Directions: Your answer must be an exact copy of the entries, containing no images.

[Data extracts — start]

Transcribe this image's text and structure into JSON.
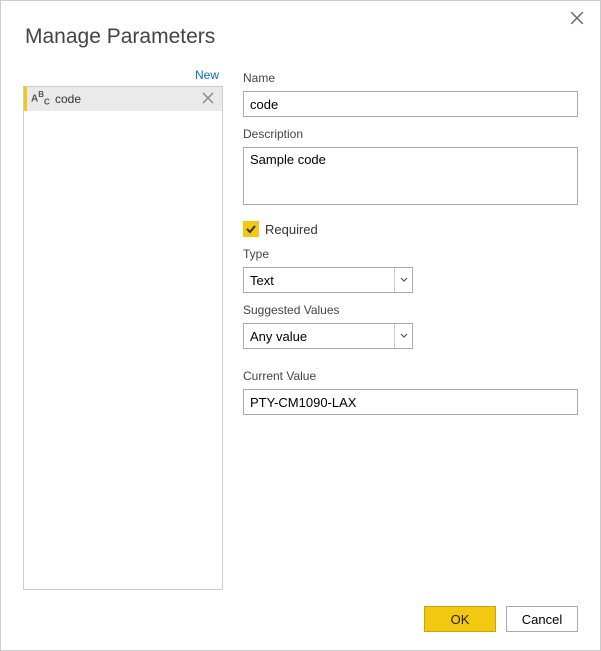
{
  "title": "Manage Parameters",
  "left": {
    "new_label": "New",
    "items": [
      {
        "name": "code"
      }
    ]
  },
  "form": {
    "name_label": "Name",
    "name_value": "code",
    "description_label": "Description",
    "description_value": "Sample code",
    "required_label": "Required",
    "required_checked": true,
    "type_label": "Type",
    "type_value": "Text",
    "suggested_label": "Suggested Values",
    "suggested_value": "Any value",
    "current_label": "Current Value",
    "current_value": "PTY-CM1090-LAX"
  },
  "footer": {
    "ok": "OK",
    "cancel": "Cancel"
  },
  "colors": {
    "accent": "#f2c811",
    "link": "#0f6cbd"
  }
}
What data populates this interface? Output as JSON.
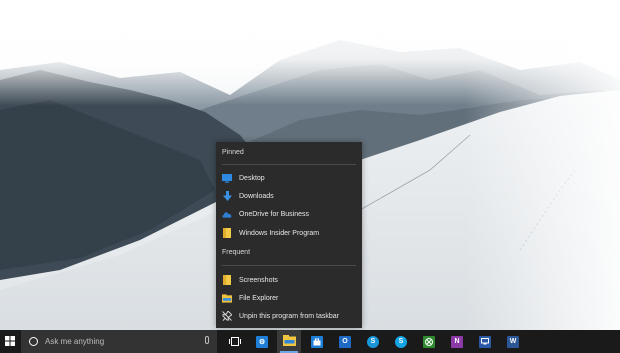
{
  "desktop": {
    "wallpaper": "snowy-mountain-landscape"
  },
  "jumplist": {
    "pinned_header": "Pinned",
    "pinned_items": [
      {
        "label": "Desktop",
        "icon": "desktop-icon"
      },
      {
        "label": "Downloads",
        "icon": "download-arrow-icon"
      },
      {
        "label": "OneDrive for Business",
        "icon": "onedrive-icon"
      },
      {
        "label": "Windows Insider Program",
        "icon": "folder-icon"
      }
    ],
    "frequent_header": "Frequent",
    "frequent_items": [
      {
        "label": "Screenshots",
        "icon": "folder-icon"
      },
      {
        "label": "File Explorer",
        "icon": "file-explorer-icon"
      },
      {
        "label": "Unpin this program from taskbar",
        "icon": "unpin-icon"
      }
    ]
  },
  "taskbar": {
    "search_placeholder": "Ask me anything",
    "apps": [
      {
        "name": "settings",
        "color": "#1e7fd8",
        "active": false
      },
      {
        "name": "file-explorer",
        "color": "#f2c640",
        "active": true
      },
      {
        "name": "store",
        "color": "#1e7fd8",
        "active": false
      },
      {
        "name": "outlook",
        "color": "#1f6ac2",
        "active": false
      },
      {
        "name": "skype-for-business",
        "color": "#1a95d8",
        "active": false
      },
      {
        "name": "skype",
        "color": "#16a3e3",
        "active": false
      },
      {
        "name": "xbox",
        "color": "#2f8a2f",
        "active": false
      },
      {
        "name": "onenote",
        "color": "#8b3aa8",
        "active": false
      },
      {
        "name": "remote-app",
        "color": "#2a5aa8",
        "active": false
      },
      {
        "name": "word",
        "color": "#2b5797",
        "active": false
      }
    ]
  }
}
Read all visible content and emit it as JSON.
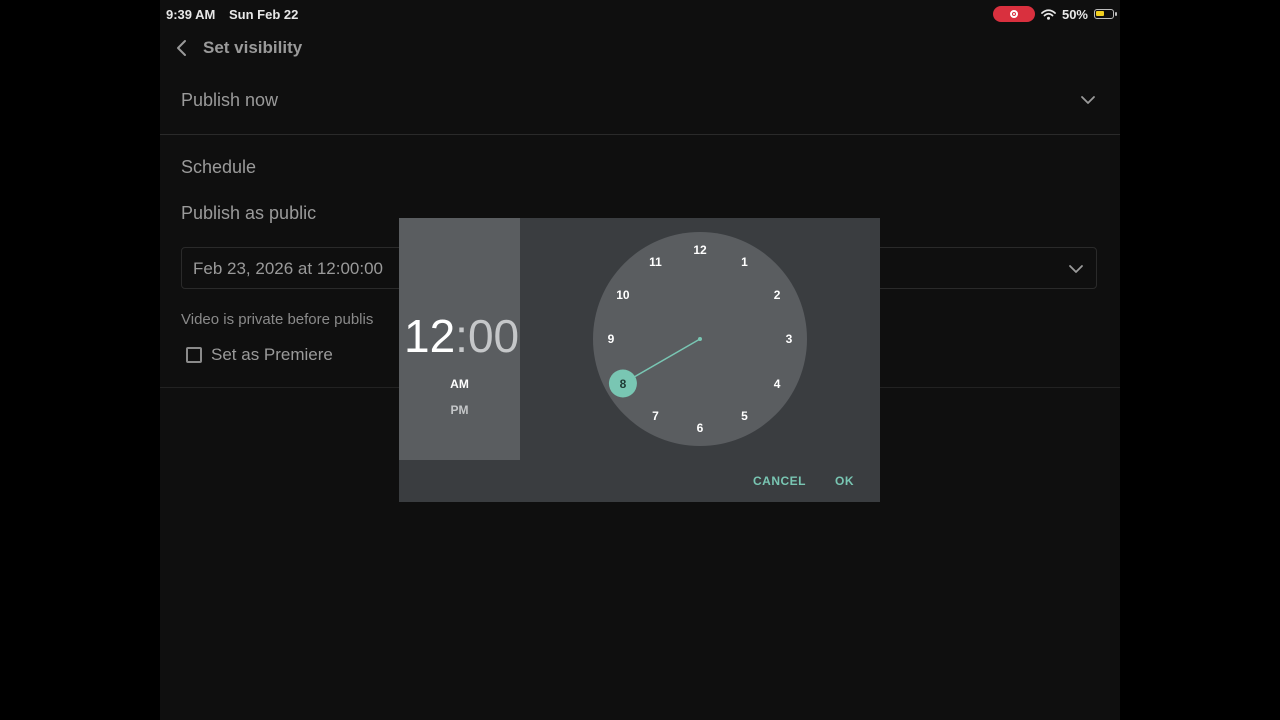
{
  "status_bar": {
    "time": "9:39 AM",
    "date": "Sun Feb 22",
    "battery": "50%",
    "recording_color": "#d9303e",
    "battery_fill_color": "#f2d020"
  },
  "header": {
    "title": "Set visibility",
    "back_icon": "chevron-left-icon"
  },
  "publish_now": {
    "label": "Publish now",
    "icon": "chevron-down-icon"
  },
  "schedule": {
    "section_label": "Schedule",
    "visibility_label": "Publish as public",
    "date_value": "Feb 23, 2026 at 12:00:00",
    "private_note": "Video is private before publis",
    "premiere_label": "Set as Premiere",
    "premiere_checked": false
  },
  "time_picker": {
    "hour": "12",
    "separator": ":",
    "minute": "00",
    "am_label": "AM",
    "pm_label": "PM",
    "selected_period": "AM",
    "dial_numbers": [
      "12",
      "1",
      "2",
      "3",
      "4",
      "5",
      "6",
      "7",
      "8",
      "9",
      "10",
      "11"
    ],
    "selected_dial_value": "8",
    "accent_color": "#79c6b3",
    "cancel_label": "CANCEL",
    "ok_label": "OK"
  }
}
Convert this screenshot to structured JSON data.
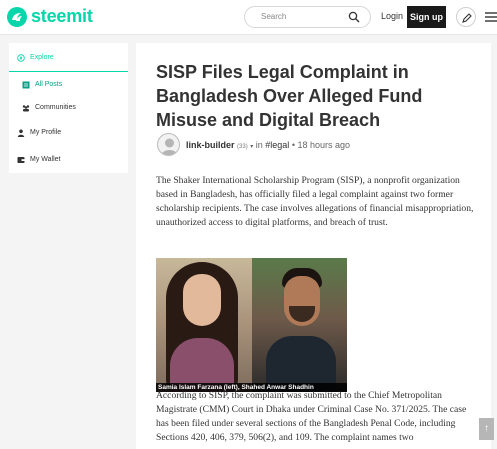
{
  "header": {
    "logo_text": "steemit",
    "search_placeholder": "Search",
    "login_label": "Login",
    "signup_label": "Sign up"
  },
  "sidebar": {
    "items": [
      {
        "label": "Explore",
        "icon": "compass-icon"
      },
      {
        "label": "All Posts",
        "icon": "posts-icon"
      },
      {
        "label": "Communities",
        "icon": "communities-icon"
      },
      {
        "label": "My Profile",
        "icon": "user-icon"
      },
      {
        "label": "My Wallet",
        "icon": "wallet-icon"
      }
    ]
  },
  "post": {
    "title": "SISP Files Legal Complaint in Bangladesh Over Alleged Fund Misuse and Digital Breach",
    "author": "link-builder",
    "reputation": "(33)",
    "in_label": "in",
    "category": "#legal",
    "separator": "•",
    "time": "18 hours ago",
    "paragraph1": "The Shaker International Scholarship Program (SISP), a nonprofit organization based in Bangladesh, has officially filed a legal complaint against two former scholarship recipients. The case involves allegations of financial misappropriation, unauthorized access to digital platforms, and breach of trust.",
    "image_caption": "Samia Islam Farzana (left), Shahed Anwar Shadhin",
    "paragraph2": "According to SISP, the complaint was submitted to the Chief Metropolitan Magistrate (CMM) Court in Dhaka under Criminal Case No. 371/2025. The case has been filed under several sections of the Bangladesh Penal Code, including Sections 420, 406, 379, 506(2), and 109. The complaint names two"
  },
  "scroll_top_label": "↑",
  "colors": {
    "brand": "#06d6a9",
    "signup_bg": "#1a1a1a"
  }
}
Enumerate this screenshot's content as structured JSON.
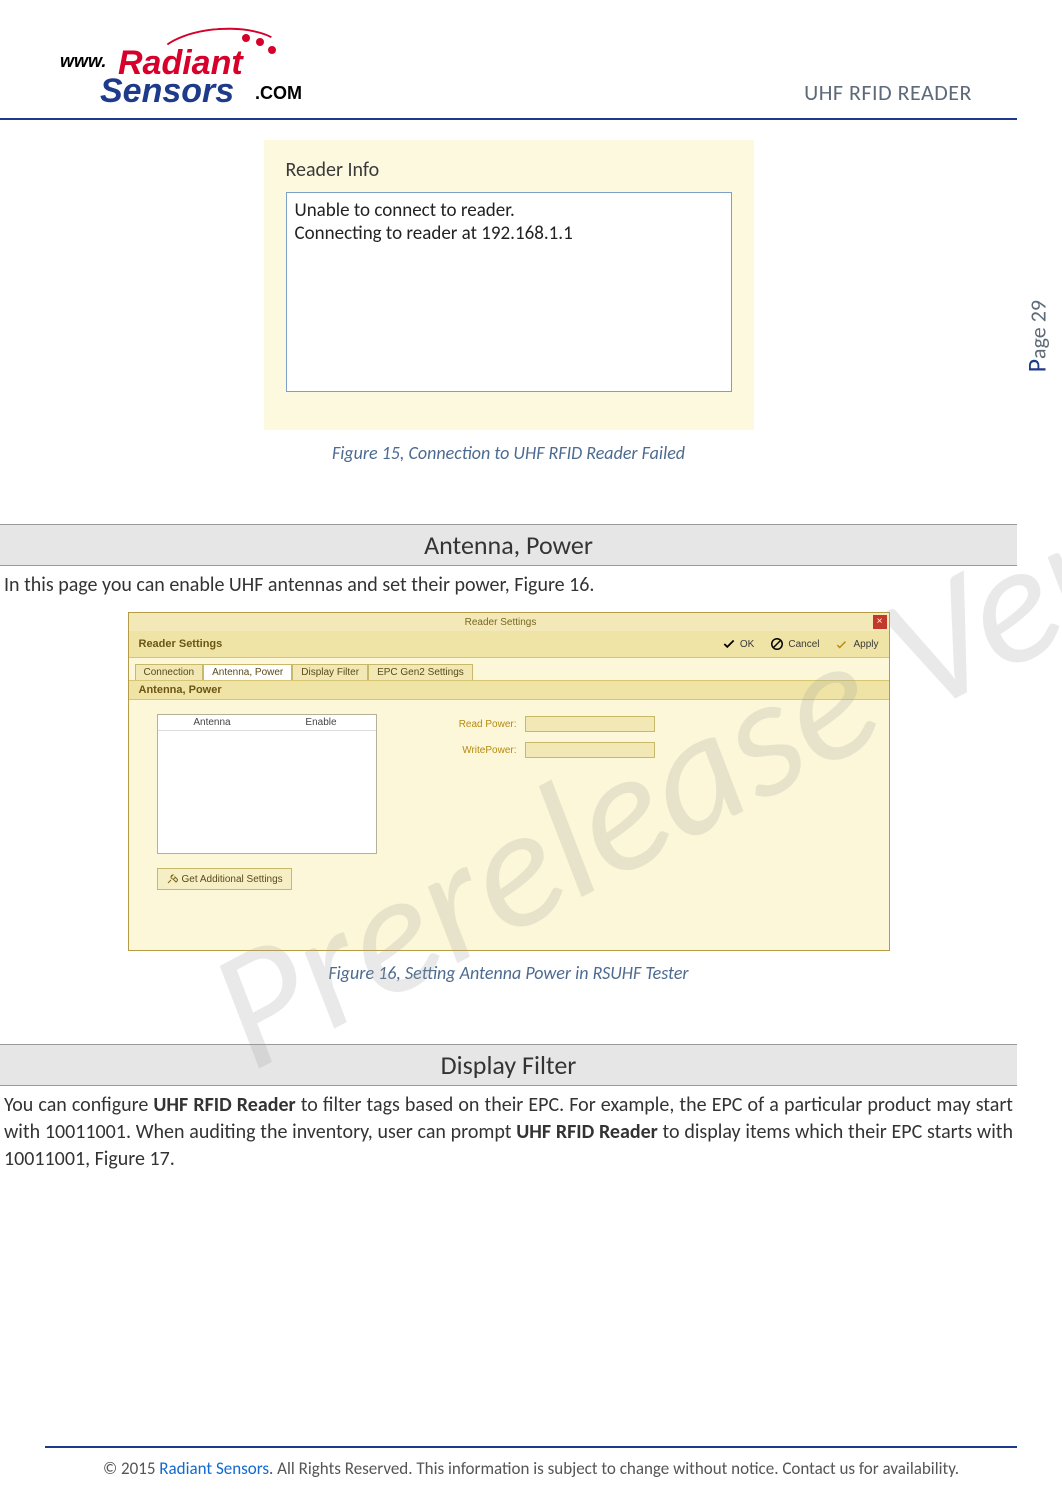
{
  "header": {
    "logo": {
      "www": "www.",
      "brand1": "Radiant",
      "brand2": "Sensors",
      "tld": ".COM"
    },
    "doc_title": "UHF RFID READER"
  },
  "watermark": "Prerelease Version",
  "page_number": {
    "prefix": "P",
    "rest": "age 29"
  },
  "figure15": {
    "box_title": "Reader Info",
    "line1": "Unable to connect to reader.",
    "line2": "Connecting to reader at 192.168.1.1",
    "caption": "Figure 15, Connection to UHF RFID Reader Failed"
  },
  "antenna_section": {
    "heading": "Antenna, Power",
    "intro": "In this page you can enable UHF antennas and set their power, Figure 16."
  },
  "figure16": {
    "dialog_title": "Reader Settings",
    "subtitle": "Reader Settings",
    "ok": "OK",
    "cancel": "Cancel",
    "apply": "Apply",
    "tabs": [
      "Connection",
      "Antenna, Power",
      "Display Filter",
      "EPC Gen2 Settings"
    ],
    "active_tab_index": 1,
    "section_sub": "Antenna, Power",
    "list_cols": [
      "Antenna",
      "Enable"
    ],
    "read_power_label": "Read Power:",
    "write_power_label": "WritePower:",
    "get_additional": "Get Additional Settings",
    "caption": "Figure 16, Setting Antenna Power in RSUHF Tester"
  },
  "display_filter_section": {
    "heading": "Display Filter",
    "para_pre": "You can configure ",
    "para_bold1": "UHF RFID Reader",
    "para_mid": " to filter tags based on their EPC. For example, the EPC of a particular product may start with 10011001. When auditing the inventory, user can prompt ",
    "para_bold2": "UHF RFID Reader",
    "para_post": " to display items which their EPC starts with 10011001, Figure 17."
  },
  "footer": {
    "pre": "© 2015 ",
    "brand": "Radiant Sensors",
    "post": ". All Rights Reserved. This information is subject to change without notice. Contact us for availability."
  }
}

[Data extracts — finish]

Answer section:
Transcribe this image's text and structure into JSON.
{
  "title": "Manage Parameters",
  "left": {
    "new_label": "New",
    "items": [
      {
        "name": "code"
      }
    ]
  },
  "form": {
    "name_label": "Name",
    "name_value": "code",
    "description_label": "Description",
    "description_value": "Sample code",
    "required_label": "Required",
    "required_checked": true,
    "type_label": "Type",
    "type_value": "Text",
    "suggested_label": "Suggested Values",
    "suggested_value": "Any value",
    "current_label": "Current Value",
    "current_value": "PTY-CM1090-LAX"
  },
  "footer": {
    "ok": "OK",
    "cancel": "Cancel"
  },
  "colors": {
    "accent": "#f2c811",
    "link": "#0f6cbd"
  }
}
What data populates this interface? Output as JSON.
{
  "desktop": {
    "wallpaper": "snowy-mountain-landscape"
  },
  "jumplist": {
    "pinned_header": "Pinned",
    "pinned_items": [
      {
        "label": "Desktop",
        "icon": "desktop-icon"
      },
      {
        "label": "Downloads",
        "icon": "download-arrow-icon"
      },
      {
        "label": "OneDrive for Business",
        "icon": "onedrive-icon"
      },
      {
        "label": "Windows Insider Program",
        "icon": "folder-icon"
      }
    ],
    "frequent_header": "Frequent",
    "frequent_items": [
      {
        "label": "Screenshots",
        "icon": "folder-icon"
      },
      {
        "label": "File Explorer",
        "icon": "file-explorer-icon"
      },
      {
        "label": "Unpin this program from taskbar",
        "icon": "unpin-icon"
      }
    ]
  },
  "taskbar": {
    "search_placeholder": "Ask me anything",
    "apps": [
      {
        "name": "settings",
        "color": "#1e7fd8",
        "active": false
      },
      {
        "name": "file-explorer",
        "color": "#f2c640",
        "active": true
      },
      {
        "name": "store",
        "color": "#1e7fd8",
        "active": false
      },
      {
        "name": "outlook",
        "color": "#1f6ac2",
        "active": false
      },
      {
        "name": "skype-for-business",
        "color": "#1a95d8",
        "active": false
      },
      {
        "name": "skype",
        "color": "#16a3e3",
        "active": false
      },
      {
        "name": "xbox",
        "color": "#2f8a2f",
        "active": false
      },
      {
        "name": "onenote",
        "color": "#8b3aa8",
        "active": false
      },
      {
        "name": "remote-app",
        "color": "#2a5aa8",
        "active": false
      },
      {
        "name": "word",
        "color": "#2b5797",
        "active": false
      }
    ]
  }
}
Read all visible content and emit it as JSON.
{
  "status_bar": {
    "time": "9:39 AM",
    "date": "Sun Feb 22",
    "battery": "50%",
    "recording_color": "#d9303e",
    "battery_fill_color": "#f2d020"
  },
  "header": {
    "title": "Set visibility",
    "back_icon": "chevron-left-icon"
  },
  "publish_now": {
    "label": "Publish now",
    "icon": "chevron-down-icon"
  },
  "schedule": {
    "section_label": "Schedule",
    "visibility_label": "Publish as public",
    "date_value": "Feb 23, 2026 at 12:00:00",
    "private_note": "Video is private before publis",
    "premiere_label": "Set as Premiere",
    "premiere_checked": false
  },
  "time_picker": {
    "hour": "12",
    "separator": ":",
    "minute": "00",
    "am_label": "AM",
    "pm_label": "PM",
    "selected_period": "AM",
    "dial_numbers": [
      "12",
      "1",
      "2",
      "3",
      "4",
      "5",
      "6",
      "7",
      "8",
      "9",
      "10",
      "11"
    ],
    "selected_dial_value": "8",
    "accent_color": "#79c6b3",
    "cancel_label": "CANCEL",
    "ok_label": "OK"
  }
}
Convert this screenshot to structured JSON data.
{
  "header": {
    "logo_text": "steemit",
    "search_placeholder": "Search",
    "login_label": "Login",
    "signup_label": "Sign up"
  },
  "sidebar": {
    "items": [
      {
        "label": "Explore",
        "icon": "compass-icon"
      },
      {
        "label": "All Posts",
        "icon": "posts-icon"
      },
      {
        "label": "Communities",
        "icon": "communities-icon"
      },
      {
        "label": "My Profile",
        "icon": "user-icon"
      },
      {
        "label": "My Wallet",
        "icon": "wallet-icon"
      }
    ]
  },
  "post": {
    "title": "SISP Files Legal Complaint in Bangladesh Over Alleged Fund Misuse and Digital Breach",
    "author": "link-builder",
    "reputation": "(33)",
    "in_label": "in",
    "category": "#legal",
    "separator": "•",
    "time": "18 hours ago",
    "paragraph1": "The Shaker International Scholarship Program (SISP), a nonprofit organization based in Bangladesh, has officially filed a legal complaint against two former scholarship recipients. The case involves allegations of financial misappropriation, unauthorized access to digital platforms, and breach of trust.",
    "image_caption": "Samia Islam Farzana (left), Shahed Anwar Shadhin",
    "paragraph2": "According to SISP, the complaint was submitted to the Chief Metropolitan Magistrate (CMM) Court in Dhaka under Criminal Case No. 371/2025. The case has been filed under several sections of the Bangladesh Penal Code, including Sections 420, 406, 379, 506(2), and 109. The complaint names two"
  },
  "scroll_top_label": "↑",
  "colors": {
    "brand": "#06d6a9",
    "signup_bg": "#1a1a1a"
  }
}
Enumerate this screenshot's content as structured JSON.
{
  "header": {
    "logo": {
      "www": "www.",
      "brand1": "Radiant",
      "brand2": "Sensors",
      "tld": ".COM"
    },
    "doc_title": "UHF RFID READER"
  },
  "watermark": "Prerelease Version",
  "page_number": {
    "prefix": "P",
    "rest": "age 29"
  },
  "figure15": {
    "box_title": "Reader Info",
    "line1": "Unable to connect to reader.",
    "line2": "Connecting to reader at 192.168.1.1",
    "caption": "Figure 15, Connection to UHF RFID Reader Failed"
  },
  "antenna_section": {
    "heading": "Antenna, Power",
    "intro": "In this page you can enable UHF antennas and set their power, Figure 16."
  },
  "figure16": {
    "dialog_title": "Reader Settings",
    "subtitle": "Reader Settings",
    "ok": "OK",
    "cancel": "Cancel",
    "apply": "Apply",
    "tabs": [
      "Connection",
      "Antenna, Power",
      "Display Filter",
      "EPC Gen2 Settings"
    ],
    "active_tab_index": 1,
    "section_sub": "Antenna, Power",
    "list_cols": [
      "Antenna",
      "Enable"
    ],
    "read_power_label": "Read Power:",
    "write_power_label": "WritePower:",
    "get_additional": "Get Additional Settings",
    "caption": "Figure 16, Setting Antenna Power in RSUHF Tester"
  },
  "display_filter_section": {
    "heading": "Display Filter",
    "para_pre": "You can configure ",
    "para_bold1": "UHF RFID Reader",
    "para_mid": " to filter tags based on their EPC. For example, the EPC of a particular product may start with 10011001. When auditing the inventory, user can prompt ",
    "para_bold2": "UHF RFID Reader",
    "para_post": " to display items which their EPC starts with 10011001, Figure 17."
  },
  "footer": {
    "pre": "© 2015 ",
    "brand": "Radiant Sensors",
    "post": ". All Rights Reserved. This information is subject to change without notice. Contact us for availability."
  }
}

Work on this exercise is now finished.